*** Opening Input material ***

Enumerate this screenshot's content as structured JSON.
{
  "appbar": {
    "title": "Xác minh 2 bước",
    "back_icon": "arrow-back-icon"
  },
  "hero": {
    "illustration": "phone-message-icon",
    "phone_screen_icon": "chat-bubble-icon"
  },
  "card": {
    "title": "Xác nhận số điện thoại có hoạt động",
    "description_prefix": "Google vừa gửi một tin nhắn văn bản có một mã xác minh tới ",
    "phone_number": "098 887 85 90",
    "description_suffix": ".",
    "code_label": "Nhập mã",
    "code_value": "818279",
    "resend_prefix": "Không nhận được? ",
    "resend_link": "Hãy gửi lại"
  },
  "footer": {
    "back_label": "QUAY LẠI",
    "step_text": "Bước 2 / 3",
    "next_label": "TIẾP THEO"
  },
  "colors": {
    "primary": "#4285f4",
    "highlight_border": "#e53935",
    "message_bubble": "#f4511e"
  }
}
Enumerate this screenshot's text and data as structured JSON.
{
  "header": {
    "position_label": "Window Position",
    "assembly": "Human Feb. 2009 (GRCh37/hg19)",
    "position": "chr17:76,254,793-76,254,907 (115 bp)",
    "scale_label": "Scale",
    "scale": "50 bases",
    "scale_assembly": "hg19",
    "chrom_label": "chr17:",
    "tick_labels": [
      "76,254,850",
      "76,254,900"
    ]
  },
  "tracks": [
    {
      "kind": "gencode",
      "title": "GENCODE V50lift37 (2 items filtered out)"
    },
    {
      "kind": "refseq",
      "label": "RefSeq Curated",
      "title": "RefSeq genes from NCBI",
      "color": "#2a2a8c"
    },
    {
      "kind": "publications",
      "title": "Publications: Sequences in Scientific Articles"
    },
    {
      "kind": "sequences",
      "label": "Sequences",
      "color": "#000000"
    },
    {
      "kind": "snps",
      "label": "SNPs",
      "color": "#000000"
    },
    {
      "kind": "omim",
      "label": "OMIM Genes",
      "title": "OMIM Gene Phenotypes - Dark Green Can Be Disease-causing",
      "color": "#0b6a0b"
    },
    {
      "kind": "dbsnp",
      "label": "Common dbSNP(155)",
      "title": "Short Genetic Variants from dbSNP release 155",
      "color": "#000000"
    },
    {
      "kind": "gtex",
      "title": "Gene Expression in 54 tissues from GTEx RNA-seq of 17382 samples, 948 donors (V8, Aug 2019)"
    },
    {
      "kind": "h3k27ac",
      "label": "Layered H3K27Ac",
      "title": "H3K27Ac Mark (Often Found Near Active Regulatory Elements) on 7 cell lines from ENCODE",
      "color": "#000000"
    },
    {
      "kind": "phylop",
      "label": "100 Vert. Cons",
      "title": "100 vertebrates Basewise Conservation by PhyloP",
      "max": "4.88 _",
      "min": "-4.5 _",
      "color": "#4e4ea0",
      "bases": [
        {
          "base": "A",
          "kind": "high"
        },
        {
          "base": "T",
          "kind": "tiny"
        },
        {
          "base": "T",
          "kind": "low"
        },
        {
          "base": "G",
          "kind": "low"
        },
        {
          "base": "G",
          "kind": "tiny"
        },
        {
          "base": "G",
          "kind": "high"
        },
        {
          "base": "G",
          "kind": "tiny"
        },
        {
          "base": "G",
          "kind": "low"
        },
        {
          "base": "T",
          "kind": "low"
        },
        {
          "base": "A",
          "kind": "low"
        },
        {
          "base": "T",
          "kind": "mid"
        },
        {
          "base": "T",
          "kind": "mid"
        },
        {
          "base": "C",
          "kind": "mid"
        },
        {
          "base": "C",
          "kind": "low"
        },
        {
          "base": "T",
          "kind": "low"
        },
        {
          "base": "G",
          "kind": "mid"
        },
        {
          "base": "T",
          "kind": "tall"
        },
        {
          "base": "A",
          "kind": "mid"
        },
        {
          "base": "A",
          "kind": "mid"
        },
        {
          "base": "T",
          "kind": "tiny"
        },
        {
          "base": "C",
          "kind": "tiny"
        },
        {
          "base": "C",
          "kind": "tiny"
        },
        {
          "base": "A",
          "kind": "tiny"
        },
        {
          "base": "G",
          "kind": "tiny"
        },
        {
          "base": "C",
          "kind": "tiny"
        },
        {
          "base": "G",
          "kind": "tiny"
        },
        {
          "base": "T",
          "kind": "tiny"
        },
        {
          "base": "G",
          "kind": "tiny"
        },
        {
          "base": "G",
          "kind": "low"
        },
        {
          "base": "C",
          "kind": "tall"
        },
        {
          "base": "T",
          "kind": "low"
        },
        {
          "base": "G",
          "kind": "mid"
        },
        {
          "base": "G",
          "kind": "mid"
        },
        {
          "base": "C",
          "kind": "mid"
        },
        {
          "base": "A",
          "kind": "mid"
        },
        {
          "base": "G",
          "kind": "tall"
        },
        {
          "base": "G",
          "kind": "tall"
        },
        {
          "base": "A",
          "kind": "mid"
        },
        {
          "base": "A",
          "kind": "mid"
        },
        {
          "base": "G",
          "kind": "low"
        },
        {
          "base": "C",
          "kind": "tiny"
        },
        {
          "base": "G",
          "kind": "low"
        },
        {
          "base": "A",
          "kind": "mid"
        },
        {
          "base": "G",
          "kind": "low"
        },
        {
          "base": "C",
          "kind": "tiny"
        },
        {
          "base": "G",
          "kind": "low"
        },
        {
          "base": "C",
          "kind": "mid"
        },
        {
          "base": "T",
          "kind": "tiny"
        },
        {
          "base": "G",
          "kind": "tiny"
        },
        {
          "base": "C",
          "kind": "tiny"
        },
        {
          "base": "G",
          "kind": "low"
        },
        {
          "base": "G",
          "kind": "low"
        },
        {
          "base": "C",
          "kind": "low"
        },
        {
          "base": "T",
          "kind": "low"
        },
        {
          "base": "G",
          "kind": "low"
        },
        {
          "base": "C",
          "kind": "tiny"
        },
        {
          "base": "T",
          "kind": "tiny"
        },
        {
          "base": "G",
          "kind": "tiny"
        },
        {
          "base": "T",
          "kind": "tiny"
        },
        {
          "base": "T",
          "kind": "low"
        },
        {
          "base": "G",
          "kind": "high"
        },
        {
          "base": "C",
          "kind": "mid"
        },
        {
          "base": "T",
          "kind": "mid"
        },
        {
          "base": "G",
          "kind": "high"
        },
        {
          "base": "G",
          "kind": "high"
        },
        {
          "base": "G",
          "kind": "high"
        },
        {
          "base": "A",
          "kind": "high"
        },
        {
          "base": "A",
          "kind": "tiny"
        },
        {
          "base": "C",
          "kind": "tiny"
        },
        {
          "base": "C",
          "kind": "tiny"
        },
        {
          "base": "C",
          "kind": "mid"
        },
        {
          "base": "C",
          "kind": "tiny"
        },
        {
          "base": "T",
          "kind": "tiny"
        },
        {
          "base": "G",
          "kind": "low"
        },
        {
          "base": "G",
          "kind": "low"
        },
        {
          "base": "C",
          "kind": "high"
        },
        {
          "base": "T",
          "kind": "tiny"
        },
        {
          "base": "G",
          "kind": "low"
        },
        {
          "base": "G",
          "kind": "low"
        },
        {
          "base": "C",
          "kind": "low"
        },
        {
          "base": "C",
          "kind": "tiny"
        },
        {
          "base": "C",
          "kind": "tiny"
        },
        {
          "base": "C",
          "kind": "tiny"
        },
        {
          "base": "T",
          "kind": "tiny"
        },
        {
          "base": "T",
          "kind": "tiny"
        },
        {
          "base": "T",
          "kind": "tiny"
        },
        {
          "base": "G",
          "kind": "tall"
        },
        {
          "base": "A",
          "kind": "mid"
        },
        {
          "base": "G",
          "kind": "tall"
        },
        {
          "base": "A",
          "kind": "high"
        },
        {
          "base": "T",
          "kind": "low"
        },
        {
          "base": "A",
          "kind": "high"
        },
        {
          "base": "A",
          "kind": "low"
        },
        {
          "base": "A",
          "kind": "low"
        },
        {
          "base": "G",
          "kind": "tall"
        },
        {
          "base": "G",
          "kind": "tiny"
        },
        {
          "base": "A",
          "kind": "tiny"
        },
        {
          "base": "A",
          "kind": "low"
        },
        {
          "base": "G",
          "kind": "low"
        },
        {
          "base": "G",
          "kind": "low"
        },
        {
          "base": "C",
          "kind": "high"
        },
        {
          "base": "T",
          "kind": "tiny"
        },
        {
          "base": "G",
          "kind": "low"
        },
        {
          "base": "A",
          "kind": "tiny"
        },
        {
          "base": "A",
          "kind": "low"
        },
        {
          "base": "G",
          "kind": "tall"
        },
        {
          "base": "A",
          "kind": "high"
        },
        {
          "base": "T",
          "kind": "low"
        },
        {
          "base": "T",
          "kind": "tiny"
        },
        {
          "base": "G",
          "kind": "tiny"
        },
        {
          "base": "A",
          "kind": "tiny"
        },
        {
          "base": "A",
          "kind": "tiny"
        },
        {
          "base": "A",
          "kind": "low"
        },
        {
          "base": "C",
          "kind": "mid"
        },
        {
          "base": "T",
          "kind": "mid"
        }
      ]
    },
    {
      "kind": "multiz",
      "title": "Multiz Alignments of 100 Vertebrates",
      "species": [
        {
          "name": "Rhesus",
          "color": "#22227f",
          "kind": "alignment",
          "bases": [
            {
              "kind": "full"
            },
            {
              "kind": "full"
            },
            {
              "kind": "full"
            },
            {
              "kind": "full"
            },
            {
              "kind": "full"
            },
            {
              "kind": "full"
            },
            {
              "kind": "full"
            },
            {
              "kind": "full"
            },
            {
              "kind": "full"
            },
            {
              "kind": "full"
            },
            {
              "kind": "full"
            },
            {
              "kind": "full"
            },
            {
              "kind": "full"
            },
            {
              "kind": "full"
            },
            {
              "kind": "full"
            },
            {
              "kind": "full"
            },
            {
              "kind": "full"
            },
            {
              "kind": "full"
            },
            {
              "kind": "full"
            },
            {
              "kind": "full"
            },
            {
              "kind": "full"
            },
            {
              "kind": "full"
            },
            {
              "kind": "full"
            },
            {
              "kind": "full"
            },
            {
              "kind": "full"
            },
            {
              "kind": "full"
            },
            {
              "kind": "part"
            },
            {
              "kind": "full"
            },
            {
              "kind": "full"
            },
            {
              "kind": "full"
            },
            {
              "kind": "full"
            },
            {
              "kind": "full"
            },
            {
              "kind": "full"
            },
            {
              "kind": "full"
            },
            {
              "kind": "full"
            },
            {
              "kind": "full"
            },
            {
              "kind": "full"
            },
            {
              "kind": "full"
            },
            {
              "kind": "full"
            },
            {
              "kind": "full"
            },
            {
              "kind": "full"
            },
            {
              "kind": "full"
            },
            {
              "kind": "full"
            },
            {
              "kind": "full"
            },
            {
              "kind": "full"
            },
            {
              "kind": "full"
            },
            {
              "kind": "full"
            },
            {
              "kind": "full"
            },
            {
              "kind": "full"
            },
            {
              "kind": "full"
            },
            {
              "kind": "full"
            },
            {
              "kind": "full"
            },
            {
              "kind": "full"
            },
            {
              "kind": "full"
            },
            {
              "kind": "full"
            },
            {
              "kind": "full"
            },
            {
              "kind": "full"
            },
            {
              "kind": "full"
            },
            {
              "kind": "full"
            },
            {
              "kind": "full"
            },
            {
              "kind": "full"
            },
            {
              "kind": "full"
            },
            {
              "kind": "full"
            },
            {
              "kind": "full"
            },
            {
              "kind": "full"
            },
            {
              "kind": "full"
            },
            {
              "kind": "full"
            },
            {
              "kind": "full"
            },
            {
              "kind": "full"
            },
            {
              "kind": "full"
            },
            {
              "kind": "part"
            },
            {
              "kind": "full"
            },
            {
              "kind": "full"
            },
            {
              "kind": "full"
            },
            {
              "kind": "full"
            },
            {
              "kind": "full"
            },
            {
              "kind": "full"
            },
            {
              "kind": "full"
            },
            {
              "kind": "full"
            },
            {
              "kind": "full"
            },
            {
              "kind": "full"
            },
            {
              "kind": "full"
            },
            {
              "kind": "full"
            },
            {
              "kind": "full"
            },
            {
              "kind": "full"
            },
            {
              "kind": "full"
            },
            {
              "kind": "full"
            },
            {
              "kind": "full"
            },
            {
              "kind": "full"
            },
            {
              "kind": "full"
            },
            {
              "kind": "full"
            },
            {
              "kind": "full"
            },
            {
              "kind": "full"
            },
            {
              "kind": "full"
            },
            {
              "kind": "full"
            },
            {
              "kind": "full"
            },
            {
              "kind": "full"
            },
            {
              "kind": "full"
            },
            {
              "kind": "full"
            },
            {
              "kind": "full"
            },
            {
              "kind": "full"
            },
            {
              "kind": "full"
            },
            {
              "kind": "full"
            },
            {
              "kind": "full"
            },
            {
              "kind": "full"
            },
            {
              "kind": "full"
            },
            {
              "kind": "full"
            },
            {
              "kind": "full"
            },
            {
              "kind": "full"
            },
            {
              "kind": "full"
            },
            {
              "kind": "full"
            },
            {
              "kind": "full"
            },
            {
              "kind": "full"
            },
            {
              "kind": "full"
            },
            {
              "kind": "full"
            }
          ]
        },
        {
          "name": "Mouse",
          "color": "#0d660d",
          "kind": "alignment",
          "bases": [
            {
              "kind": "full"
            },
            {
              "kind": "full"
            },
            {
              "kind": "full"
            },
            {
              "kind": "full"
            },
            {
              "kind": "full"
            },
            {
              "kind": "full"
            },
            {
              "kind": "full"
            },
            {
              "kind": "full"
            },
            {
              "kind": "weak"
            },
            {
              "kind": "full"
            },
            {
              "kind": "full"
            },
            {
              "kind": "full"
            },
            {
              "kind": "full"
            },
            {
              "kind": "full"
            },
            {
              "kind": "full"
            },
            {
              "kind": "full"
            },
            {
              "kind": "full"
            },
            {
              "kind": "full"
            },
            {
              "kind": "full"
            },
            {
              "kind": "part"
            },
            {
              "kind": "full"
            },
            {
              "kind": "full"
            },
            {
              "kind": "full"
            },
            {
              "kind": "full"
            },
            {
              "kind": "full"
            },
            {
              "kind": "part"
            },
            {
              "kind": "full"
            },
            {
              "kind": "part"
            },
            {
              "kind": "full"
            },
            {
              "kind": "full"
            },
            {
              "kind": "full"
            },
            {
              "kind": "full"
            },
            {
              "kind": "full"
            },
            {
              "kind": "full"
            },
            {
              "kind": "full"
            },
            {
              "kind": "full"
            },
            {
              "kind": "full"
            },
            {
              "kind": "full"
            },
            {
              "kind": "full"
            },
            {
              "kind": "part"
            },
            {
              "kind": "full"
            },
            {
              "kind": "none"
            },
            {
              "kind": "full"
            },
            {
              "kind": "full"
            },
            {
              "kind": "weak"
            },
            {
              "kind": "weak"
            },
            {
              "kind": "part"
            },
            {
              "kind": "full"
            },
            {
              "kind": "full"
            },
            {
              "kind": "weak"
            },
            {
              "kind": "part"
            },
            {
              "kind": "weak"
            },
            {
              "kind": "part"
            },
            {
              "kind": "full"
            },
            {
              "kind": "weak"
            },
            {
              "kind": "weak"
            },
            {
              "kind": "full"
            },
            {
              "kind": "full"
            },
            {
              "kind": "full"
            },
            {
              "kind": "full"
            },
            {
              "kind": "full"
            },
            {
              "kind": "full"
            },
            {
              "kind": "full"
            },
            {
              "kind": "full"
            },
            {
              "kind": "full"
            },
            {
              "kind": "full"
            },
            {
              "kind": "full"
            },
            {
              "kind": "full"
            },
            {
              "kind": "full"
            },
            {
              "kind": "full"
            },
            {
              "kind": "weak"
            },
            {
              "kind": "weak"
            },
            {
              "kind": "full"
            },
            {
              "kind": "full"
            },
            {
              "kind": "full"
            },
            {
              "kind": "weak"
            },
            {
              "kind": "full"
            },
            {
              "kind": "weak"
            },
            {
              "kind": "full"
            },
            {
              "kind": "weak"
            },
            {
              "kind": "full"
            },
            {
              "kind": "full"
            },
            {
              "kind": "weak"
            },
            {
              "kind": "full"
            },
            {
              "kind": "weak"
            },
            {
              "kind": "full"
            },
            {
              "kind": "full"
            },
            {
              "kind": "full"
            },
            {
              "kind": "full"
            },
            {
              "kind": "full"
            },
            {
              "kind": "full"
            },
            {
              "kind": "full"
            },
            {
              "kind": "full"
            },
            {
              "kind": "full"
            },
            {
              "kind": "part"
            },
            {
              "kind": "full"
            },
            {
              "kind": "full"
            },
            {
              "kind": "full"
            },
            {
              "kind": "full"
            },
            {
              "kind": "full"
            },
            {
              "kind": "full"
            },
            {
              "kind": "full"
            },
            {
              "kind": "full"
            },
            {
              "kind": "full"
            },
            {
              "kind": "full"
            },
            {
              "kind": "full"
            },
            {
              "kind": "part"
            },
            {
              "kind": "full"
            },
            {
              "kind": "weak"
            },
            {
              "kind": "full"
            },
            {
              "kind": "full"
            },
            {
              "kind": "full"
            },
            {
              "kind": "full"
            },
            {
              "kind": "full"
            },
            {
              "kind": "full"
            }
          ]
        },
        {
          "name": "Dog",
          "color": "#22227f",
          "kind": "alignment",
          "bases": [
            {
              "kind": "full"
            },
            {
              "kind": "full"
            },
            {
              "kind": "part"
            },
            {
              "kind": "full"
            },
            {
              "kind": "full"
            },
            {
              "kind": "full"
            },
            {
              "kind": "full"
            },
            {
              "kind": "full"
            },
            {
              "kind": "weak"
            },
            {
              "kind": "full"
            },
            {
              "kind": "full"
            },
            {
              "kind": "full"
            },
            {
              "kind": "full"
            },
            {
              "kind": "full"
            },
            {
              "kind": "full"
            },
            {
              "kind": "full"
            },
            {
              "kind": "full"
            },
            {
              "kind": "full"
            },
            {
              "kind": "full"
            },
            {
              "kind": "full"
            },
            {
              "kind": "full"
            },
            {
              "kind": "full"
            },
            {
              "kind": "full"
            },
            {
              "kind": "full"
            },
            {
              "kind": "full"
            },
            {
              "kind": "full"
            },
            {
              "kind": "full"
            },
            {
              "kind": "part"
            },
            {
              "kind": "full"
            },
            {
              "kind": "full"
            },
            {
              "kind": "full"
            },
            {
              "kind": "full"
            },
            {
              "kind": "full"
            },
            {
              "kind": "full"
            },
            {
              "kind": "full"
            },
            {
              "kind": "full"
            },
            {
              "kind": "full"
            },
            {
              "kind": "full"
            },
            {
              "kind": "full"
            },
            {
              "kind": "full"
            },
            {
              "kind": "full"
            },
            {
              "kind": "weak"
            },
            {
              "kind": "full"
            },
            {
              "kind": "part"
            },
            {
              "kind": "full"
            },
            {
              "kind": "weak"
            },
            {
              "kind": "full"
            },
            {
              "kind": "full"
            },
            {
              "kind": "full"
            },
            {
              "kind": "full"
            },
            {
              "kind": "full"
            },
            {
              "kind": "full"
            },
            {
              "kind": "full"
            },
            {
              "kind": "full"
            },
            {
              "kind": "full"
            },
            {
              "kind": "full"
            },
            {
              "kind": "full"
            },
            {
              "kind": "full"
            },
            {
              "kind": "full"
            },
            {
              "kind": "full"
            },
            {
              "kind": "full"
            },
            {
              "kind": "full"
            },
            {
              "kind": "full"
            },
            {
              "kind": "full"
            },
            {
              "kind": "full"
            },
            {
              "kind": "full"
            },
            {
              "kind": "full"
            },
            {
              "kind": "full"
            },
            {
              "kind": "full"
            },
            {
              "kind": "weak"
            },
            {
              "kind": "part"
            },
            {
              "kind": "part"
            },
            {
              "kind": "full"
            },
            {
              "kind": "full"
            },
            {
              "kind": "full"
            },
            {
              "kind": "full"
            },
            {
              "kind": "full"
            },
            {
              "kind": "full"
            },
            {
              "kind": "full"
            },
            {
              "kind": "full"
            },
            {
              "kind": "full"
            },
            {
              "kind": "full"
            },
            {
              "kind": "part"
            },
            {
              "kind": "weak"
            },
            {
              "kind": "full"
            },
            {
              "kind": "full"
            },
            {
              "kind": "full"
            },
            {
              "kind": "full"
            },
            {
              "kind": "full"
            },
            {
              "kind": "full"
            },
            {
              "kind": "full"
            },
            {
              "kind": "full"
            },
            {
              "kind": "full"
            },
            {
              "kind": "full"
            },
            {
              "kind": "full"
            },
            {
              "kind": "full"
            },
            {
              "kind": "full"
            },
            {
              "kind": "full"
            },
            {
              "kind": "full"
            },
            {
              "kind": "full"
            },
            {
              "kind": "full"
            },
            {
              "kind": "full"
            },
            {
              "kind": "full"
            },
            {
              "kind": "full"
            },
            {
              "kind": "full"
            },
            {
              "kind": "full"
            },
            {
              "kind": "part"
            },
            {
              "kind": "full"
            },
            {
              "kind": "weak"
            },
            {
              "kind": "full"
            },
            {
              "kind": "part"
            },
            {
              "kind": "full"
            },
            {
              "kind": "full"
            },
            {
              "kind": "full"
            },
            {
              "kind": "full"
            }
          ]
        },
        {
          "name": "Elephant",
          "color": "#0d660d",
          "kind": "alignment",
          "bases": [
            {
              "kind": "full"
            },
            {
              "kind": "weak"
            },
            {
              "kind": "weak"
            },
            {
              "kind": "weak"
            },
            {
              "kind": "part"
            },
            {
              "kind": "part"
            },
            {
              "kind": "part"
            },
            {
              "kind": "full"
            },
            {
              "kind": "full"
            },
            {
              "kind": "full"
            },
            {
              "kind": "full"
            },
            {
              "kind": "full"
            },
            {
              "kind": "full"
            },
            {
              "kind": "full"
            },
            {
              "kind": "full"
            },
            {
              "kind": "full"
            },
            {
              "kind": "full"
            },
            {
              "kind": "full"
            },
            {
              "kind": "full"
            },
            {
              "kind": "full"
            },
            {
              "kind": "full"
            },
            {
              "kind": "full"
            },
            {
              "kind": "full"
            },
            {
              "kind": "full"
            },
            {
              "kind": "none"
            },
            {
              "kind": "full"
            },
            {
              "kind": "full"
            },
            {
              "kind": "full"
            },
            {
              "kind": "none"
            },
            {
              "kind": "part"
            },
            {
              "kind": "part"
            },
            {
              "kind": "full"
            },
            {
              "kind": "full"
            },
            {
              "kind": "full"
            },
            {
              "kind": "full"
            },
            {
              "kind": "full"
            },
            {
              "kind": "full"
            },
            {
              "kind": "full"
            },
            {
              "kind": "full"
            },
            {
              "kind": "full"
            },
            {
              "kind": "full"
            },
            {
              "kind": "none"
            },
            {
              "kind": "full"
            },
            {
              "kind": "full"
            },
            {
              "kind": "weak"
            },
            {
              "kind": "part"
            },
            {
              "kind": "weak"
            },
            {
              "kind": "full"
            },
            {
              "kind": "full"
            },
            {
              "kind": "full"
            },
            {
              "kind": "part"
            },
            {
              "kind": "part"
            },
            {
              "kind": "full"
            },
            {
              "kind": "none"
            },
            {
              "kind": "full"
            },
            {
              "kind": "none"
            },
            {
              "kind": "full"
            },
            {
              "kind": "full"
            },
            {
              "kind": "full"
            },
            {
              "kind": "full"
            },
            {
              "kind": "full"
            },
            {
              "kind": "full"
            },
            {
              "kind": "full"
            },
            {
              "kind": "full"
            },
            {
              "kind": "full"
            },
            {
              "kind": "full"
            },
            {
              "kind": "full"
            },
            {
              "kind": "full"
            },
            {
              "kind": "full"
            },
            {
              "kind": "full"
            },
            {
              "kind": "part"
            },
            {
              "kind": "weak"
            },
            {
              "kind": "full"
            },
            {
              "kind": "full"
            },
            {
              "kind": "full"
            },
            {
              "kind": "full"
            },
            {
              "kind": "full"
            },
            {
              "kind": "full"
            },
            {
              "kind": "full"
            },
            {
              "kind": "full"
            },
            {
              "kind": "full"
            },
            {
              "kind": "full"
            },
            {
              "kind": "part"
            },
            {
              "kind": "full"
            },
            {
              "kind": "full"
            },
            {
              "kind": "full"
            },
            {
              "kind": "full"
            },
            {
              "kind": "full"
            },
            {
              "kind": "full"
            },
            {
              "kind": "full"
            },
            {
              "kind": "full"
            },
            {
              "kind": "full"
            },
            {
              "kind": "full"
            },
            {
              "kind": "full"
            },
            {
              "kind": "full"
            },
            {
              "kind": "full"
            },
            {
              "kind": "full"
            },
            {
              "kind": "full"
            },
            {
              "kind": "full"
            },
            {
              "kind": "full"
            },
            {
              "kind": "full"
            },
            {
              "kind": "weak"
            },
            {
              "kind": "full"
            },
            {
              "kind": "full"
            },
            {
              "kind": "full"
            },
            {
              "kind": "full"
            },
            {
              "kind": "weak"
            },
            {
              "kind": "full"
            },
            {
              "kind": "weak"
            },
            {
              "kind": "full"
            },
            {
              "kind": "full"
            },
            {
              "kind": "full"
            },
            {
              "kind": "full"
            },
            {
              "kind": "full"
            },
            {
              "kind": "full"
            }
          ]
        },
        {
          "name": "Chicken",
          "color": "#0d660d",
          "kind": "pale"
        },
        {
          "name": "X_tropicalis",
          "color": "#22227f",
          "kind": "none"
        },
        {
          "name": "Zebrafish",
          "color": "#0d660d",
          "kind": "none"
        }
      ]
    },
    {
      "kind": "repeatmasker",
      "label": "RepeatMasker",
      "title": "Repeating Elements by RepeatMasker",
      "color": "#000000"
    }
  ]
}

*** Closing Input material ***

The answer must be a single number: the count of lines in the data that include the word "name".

**Reply**. 7